The characters are particularly well-written — from the couple who run the local diner to the flamboyant news reporter — each memorable in his or her own way. There are loathsome characters, but among the rest, the authors expertly tug readers back and forth so that it’s never clear-cut who is trustworthy and who is not. Main character Jane Larson is the first to recognize her own flaws, but she’s also not certain she’s ready to fix them head-on. That, and her sometimes lack of good judgment when she knows better, makes her more realistic.

The authors did several interesting things in telling the story. First, the story is told from Jane’s perspective and Jane directly addresses the readers. Second, in the beginning, Jane is telling the story in reflection and notes to herself and readers that she didn’t recognize signs of things to come as they were presented to her. And finally, though it is first person point of view, readers only selectively know why Jane does some of the things she does. These things, plus the many forms of figurative language Jane uses to convey her thoughts, make the writing enjoyable.Where the writing could be improved is by a thorough editing; there are consistent comma and other punctuation errors, several agreement errors, and a few typos. For most people, this won’t be distracting but it was for this reader, who admittedly is cursed with an overly sensitive editing eye.

As the story unfolds, there are twists and turns, dangers and deceptions. When the story reaches its climax, several things come brilliantly into focus, but other things aren’t explained well enough to understand the motivations for what occurred. There is so much implied and unspoken that I’m really not sure I could write a summary that had the correct ending. Even so, I knew enough and was mostly satisfied with how the story concluded.

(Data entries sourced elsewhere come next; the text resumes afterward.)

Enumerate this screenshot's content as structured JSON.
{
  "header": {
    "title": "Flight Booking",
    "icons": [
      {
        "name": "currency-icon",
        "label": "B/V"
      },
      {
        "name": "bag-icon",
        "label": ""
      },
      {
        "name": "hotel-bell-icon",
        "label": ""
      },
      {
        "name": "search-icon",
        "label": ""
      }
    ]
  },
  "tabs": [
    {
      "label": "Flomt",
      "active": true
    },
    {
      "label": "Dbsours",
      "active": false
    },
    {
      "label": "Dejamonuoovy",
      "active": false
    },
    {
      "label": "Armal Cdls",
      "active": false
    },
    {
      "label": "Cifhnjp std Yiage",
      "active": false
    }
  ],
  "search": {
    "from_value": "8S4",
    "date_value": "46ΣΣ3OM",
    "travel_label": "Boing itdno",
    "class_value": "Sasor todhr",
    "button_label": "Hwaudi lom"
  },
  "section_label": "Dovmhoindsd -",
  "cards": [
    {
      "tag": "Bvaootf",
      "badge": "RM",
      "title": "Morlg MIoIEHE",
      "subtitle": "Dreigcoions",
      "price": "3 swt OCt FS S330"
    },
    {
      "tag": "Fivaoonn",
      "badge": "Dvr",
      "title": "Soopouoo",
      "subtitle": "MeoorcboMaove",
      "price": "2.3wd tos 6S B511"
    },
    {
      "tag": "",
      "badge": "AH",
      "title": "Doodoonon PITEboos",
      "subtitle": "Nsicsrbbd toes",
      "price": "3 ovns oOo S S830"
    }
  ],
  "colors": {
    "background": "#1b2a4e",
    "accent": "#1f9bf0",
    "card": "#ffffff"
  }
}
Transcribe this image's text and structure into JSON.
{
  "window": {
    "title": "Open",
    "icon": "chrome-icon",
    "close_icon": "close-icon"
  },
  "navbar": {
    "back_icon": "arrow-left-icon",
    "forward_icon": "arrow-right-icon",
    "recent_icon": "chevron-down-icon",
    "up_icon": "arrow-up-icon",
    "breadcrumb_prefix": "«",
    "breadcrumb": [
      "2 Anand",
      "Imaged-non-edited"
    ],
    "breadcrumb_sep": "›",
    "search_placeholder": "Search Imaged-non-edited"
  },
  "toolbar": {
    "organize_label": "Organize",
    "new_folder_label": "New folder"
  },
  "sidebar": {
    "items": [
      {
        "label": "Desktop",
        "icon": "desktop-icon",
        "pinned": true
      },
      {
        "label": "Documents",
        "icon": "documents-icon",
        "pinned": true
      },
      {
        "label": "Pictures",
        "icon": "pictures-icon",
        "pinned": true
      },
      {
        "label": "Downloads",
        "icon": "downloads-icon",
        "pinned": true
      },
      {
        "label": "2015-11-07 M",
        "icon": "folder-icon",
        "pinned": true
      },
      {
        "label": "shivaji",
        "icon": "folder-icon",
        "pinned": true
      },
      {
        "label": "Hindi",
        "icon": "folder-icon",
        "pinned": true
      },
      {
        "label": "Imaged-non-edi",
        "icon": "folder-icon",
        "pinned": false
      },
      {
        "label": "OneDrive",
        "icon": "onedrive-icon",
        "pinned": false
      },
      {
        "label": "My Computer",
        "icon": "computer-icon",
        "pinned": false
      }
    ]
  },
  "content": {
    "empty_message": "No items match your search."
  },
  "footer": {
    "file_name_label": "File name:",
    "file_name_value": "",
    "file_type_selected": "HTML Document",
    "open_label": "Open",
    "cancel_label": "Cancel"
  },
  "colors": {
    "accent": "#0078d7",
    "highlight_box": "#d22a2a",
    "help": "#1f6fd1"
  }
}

Weave a Murderous Web’s main character Jane Larson is featured in another already published novel, Praise Her, Praise Diana, and a third Jane Larson book is expected in 2017. I look forward to reading both! Thank you to the authors and Magic of Books promotions for providing me an eBook in exchange for my honest review — the only kind I give. If you like this review, visit my blog Hall Ways for book views, reviews, and news you can use – or not.